Your task: Below is a block of data; give all of it again word for word.

Record excerpts:
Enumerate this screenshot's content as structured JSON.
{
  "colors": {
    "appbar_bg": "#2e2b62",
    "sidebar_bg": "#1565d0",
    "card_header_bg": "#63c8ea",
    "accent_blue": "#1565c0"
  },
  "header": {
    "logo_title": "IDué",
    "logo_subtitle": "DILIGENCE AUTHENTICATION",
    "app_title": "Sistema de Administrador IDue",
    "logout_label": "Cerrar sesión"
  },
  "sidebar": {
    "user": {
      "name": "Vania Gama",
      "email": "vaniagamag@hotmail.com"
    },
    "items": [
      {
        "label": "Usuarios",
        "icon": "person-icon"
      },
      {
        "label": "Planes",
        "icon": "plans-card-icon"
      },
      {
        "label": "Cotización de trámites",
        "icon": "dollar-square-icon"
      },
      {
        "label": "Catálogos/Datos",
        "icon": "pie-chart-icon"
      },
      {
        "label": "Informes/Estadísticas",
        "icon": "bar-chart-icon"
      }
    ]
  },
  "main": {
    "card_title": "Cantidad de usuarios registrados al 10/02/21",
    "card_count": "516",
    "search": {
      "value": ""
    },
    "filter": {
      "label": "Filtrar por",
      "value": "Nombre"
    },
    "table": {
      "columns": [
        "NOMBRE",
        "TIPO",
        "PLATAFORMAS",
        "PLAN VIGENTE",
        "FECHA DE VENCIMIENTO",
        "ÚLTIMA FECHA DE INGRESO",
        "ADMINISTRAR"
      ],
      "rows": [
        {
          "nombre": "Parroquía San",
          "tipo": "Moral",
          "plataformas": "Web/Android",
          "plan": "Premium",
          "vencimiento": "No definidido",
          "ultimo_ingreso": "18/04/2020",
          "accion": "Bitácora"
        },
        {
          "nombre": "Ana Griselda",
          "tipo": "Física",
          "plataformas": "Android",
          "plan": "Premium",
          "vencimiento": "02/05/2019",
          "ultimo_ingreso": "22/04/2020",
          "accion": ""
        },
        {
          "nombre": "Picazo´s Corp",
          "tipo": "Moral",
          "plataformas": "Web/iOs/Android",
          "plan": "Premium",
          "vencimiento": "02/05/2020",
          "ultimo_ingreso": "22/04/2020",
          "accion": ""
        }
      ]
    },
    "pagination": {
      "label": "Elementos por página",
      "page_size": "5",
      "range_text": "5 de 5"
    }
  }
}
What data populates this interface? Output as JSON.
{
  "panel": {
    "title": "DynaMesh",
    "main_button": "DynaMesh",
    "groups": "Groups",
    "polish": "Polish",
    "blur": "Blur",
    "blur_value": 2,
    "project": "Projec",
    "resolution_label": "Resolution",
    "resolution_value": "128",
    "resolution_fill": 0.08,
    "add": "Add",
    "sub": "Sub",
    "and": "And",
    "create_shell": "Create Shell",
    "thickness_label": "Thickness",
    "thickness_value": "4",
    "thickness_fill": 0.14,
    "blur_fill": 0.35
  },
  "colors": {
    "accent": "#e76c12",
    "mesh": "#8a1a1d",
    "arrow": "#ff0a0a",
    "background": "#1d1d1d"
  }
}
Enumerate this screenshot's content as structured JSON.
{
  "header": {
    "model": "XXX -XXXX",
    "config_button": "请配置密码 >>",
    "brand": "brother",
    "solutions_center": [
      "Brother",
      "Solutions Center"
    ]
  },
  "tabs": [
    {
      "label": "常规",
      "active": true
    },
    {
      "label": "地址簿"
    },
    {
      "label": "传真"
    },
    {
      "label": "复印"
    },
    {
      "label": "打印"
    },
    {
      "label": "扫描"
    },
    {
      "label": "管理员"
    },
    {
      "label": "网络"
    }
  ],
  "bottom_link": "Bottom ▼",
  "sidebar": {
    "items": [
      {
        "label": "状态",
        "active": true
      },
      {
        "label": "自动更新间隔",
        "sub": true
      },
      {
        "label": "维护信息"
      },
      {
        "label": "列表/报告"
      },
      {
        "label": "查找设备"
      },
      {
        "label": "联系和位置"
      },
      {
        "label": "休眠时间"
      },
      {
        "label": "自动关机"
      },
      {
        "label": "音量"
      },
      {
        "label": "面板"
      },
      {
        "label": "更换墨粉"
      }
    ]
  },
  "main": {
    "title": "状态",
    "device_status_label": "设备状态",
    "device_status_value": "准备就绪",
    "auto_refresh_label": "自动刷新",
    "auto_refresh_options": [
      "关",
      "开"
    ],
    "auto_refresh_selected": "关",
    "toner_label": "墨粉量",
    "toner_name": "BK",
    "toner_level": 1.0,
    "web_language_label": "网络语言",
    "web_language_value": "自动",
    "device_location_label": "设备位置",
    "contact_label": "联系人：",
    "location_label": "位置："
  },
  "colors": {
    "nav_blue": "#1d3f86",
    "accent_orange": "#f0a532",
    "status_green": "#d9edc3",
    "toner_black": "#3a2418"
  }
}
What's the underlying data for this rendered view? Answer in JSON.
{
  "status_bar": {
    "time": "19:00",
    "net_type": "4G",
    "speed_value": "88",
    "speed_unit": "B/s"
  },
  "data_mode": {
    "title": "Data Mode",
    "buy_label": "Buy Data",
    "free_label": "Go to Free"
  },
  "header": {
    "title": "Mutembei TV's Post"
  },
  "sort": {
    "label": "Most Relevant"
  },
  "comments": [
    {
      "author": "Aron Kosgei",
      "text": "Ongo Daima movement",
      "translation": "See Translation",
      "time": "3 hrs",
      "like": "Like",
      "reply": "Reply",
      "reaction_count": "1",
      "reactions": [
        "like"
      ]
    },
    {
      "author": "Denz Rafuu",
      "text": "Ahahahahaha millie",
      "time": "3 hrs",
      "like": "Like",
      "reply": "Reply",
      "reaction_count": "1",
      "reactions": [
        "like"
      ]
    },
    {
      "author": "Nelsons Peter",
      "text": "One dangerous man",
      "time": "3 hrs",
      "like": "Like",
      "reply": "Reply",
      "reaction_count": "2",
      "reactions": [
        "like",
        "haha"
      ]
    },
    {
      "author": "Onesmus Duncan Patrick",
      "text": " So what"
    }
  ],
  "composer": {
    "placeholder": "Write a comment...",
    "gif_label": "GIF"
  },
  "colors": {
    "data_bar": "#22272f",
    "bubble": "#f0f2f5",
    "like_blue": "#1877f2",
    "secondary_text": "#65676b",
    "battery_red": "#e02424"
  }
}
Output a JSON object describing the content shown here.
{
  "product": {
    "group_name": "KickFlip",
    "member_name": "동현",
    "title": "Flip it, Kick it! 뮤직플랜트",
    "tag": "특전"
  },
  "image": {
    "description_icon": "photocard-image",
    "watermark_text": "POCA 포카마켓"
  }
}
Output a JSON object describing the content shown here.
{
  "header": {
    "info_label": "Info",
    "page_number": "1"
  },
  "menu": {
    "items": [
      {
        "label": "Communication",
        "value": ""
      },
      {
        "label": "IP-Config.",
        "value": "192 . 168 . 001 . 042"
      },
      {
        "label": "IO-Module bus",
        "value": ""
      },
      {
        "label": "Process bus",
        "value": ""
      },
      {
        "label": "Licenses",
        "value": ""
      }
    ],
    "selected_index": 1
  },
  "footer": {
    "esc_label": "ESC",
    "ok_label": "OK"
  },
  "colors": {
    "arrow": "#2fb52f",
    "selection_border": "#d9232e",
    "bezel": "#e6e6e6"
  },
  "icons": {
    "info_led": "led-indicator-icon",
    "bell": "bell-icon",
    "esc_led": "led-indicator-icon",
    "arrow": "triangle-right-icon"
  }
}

Response area:
Enumerate this screenshot's content as structured JSON.
{
  "colors": {
    "appbar_bg": "#2e2b62",
    "sidebar_bg": "#1565d0",
    "card_header_bg": "#63c8ea",
    "accent_blue": "#1565c0"
  },
  "header": {
    "logo_title": "IDué",
    "logo_subtitle": "DILIGENCE AUTHENTICATION",
    "app_title": "Sistema de Administrador IDue",
    "logout_label": "Cerrar sesión"
  },
  "sidebar": {
    "user": {
      "name": "Vania Gama",
      "email": "vaniagamag@hotmail.com"
    },
    "items": [
      {
        "label": "Usuarios",
        "icon": "person-icon"
      },
      {
        "label": "Planes",
        "icon": "plans-card-icon"
      },
      {
        "label": "Cotización de trámites",
        "icon": "dollar-square-icon"
      },
      {
        "label": "Catálogos/Datos",
        "icon": "pie-chart-icon"
      },
      {
        "label": "Informes/Estadísticas",
        "icon": "bar-chart-icon"
      }
    ]
  },
  "main": {
    "card_title": "Cantidad de usuarios registrados al 10/02/21",
    "card_count": "516",
    "search": {
      "value": ""
    },
    "filter": {
      "label": "Filtrar por",
      "value": "Nombre"
    },
    "table": {
      "columns": [
        "NOMBRE",
        "TIPO",
        "PLATAFORMAS",
        "PLAN VIGENTE",
        "FECHA DE VENCIMIENTO",
        "ÚLTIMA FECHA DE INGRESO",
        "ADMINISTRAR"
      ],
      "rows": [
        {
          "nombre": "Parroquía San",
          "tipo": "Moral",
          "plataformas": "Web/Android",
          "plan": "Premium",
          "vencimiento": "No definidido",
          "ultimo_ingreso": "18/04/2020",
          "accion": "Bitácora"
        },
        {
          "nombre": "Ana Griselda",
          "tipo": "Física",
          "plataformas": "Android",
          "plan": "Premium",
          "vencimiento": "02/05/2019",
          "ultimo_ingreso": "22/04/2020",
          "accion": ""
        },
        {
          "nombre": "Picazo´s Corp",
          "tipo": "Moral",
          "plataformas": "Web/iOs/Android",
          "plan": "Premium",
          "vencimiento": "02/05/2020",
          "ultimo_ingreso": "22/04/2020",
          "accion": ""
        }
      ]
    },
    "pagination": {
      "label": "Elementos por página",
      "page_size": "5",
      "range_text": "5 de 5"
    }
  }
}
What data populates this interface? Output as JSON.
{
  "panel": {
    "title": "DynaMesh",
    "main_button": "DynaMesh",
    "groups": "Groups",
    "polish": "Polish",
    "blur": "Blur",
    "blur_value": 2,
    "project": "Projec",
    "resolution_label": "Resolution",
    "resolution_value": "128",
    "resolution_fill": 0.08,
    "add": "Add",
    "sub": "Sub",
    "and": "And",
    "create_shell": "Create Shell",
    "thickness_label": "Thickness",
    "thickness_value": "4",
    "thickness_fill": 0.14,
    "blur_fill": 0.35
  },
  "colors": {
    "accent": "#e76c12",
    "mesh": "#8a1a1d",
    "arrow": "#ff0a0a",
    "background": "#1d1d1d"
  }
}
Enumerate this screenshot's content as structured JSON.
{
  "header": {
    "model": "XXX -XXXX",
    "config_button": "请配置密码 >>",
    "brand": "brother",
    "solutions_center": [
      "Brother",
      "Solutions Center"
    ]
  },
  "tabs": [
    {
      "label": "常规",
      "active": true
    },
    {
      "label": "地址簿"
    },
    {
      "label": "传真"
    },
    {
      "label": "复印"
    },
    {
      "label": "打印"
    },
    {
      "label": "扫描"
    },
    {
      "label": "管理员"
    },
    {
      "label": "网络"
    }
  ],
  "bottom_link": "Bottom ▼",
  "sidebar": {
    "items": [
      {
        "label": "状态",
        "active": true
      },
      {
        "label": "自动更新间隔",
        "sub": true
      },
      {
        "label": "维护信息"
      },
      {
        "label": "列表/报告"
      },
      {
        "label": "查找设备"
      },
      {
        "label": "联系和位置"
      },
      {
        "label": "休眠时间"
      },
      {
        "label": "自动关机"
      },
      {
        "label": "音量"
      },
      {
        "label": "面板"
      },
      {
        "label": "更换墨粉"
      }
    ]
  },
  "main": {
    "title": "状态",
    "device_status_label": "设备状态",
    "device_status_value": "准备就绪",
    "auto_refresh_label": "自动刷新",
    "auto_refresh_options": [
      "关",
      "开"
    ],
    "auto_refresh_selected": "关",
    "toner_label": "墨粉量",
    "toner_name": "BK",
    "toner_level": 1.0,
    "web_language_label": "网络语言",
    "web_language_value": "自动",
    "device_location_label": "设备位置",
    "contact_label": "联系人：",
    "location_label": "位置："
  },
  "colors": {
    "nav_blue": "#1d3f86",
    "accent_orange": "#f0a532",
    "status_green": "#d9edc3",
    "toner_black": "#3a2418"
  }
}
What's the underlying data for this rendered view? Answer in JSON.
{
  "status_bar": {
    "time": "19:00",
    "net_type": "4G",
    "speed_value": "88",
    "speed_unit": "B/s"
  },
  "data_mode": {
    "title": "Data Mode",
    "buy_label": "Buy Data",
    "free_label": "Go to Free"
  },
  "header": {
    "title": "Mutembei TV's Post"
  },
  "sort": {
    "label": "Most Relevant"
  },
  "comments": [
    {
      "author": "Aron Kosgei",
      "text": "Ongo Daima movement",
      "translation": "See Translation",
      "time": "3 hrs",
      "like": "Like",
      "reply": "Reply",
      "reaction_count": "1",
      "reactions": [
        "like"
      ]
    },
    {
      "author": "Denz Rafuu",
      "text": "Ahahahahaha millie",
      "time": "3 hrs",
      "like": "Like",
      "reply": "Reply",
      "reaction_count": "1",
      "reactions": [
        "like"
      ]
    },
    {
      "author": "Nelsons Peter",
      "text": "One dangerous man",
      "time": "3 hrs",
      "like": "Like",
      "reply": "Reply",
      "reaction_count": "2",
      "reactions": [
        "like",
        "haha"
      ]
    },
    {
      "author": "Onesmus Duncan Patrick",
      "text": " So what"
    }
  ],
  "composer": {
    "placeholder": "Write a comment...",
    "gif_label": "GIF"
  },
  "colors": {
    "data_bar": "#22272f",
    "bubble": "#f0f2f5",
    "like_blue": "#1877f2",
    "secondary_text": "#65676b",
    "battery_red": "#e02424"
  }
}
Output a JSON object describing the content shown here.
{
  "product": {
    "group_name": "KickFlip",
    "member_name": "동현",
    "title": "Flip it, Kick it! 뮤직플랜트",
    "tag": "특전"
  },
  "image": {
    "description_icon": "photocard-image",
    "watermark_text": "POCA 포카마켓"
  }
}
Output a JSON object describing the content shown here.
{
  "header": {
    "info_label": "Info",
    "page_number": "1"
  },
  "menu": {
    "items": [
      {
        "label": "Communication",
        "value": ""
      },
      {
        "label": "IP-Config.",
        "value": "192 . 168 . 001 . 042"
      },
      {
        "label": "IO-Module bus",
        "value": ""
      },
      {
        "label": "Process bus",
        "value": ""
      },
      {
        "label": "Licenses",
        "value": ""
      }
    ],
    "selected_index": 1
  },
  "footer": {
    "esc_label": "ESC",
    "ok_label": "OK"
  },
  "colors": {
    "arrow": "#2fb52f",
    "selection_border": "#d9232e",
    "bezel": "#e6e6e6"
  },
  "icons": {
    "info_led": "led-indicator-icon",
    "bell": "bell-icon",
    "esc_led": "led-indicator-icon",
    "arrow": "triangle-right-icon"
  }
}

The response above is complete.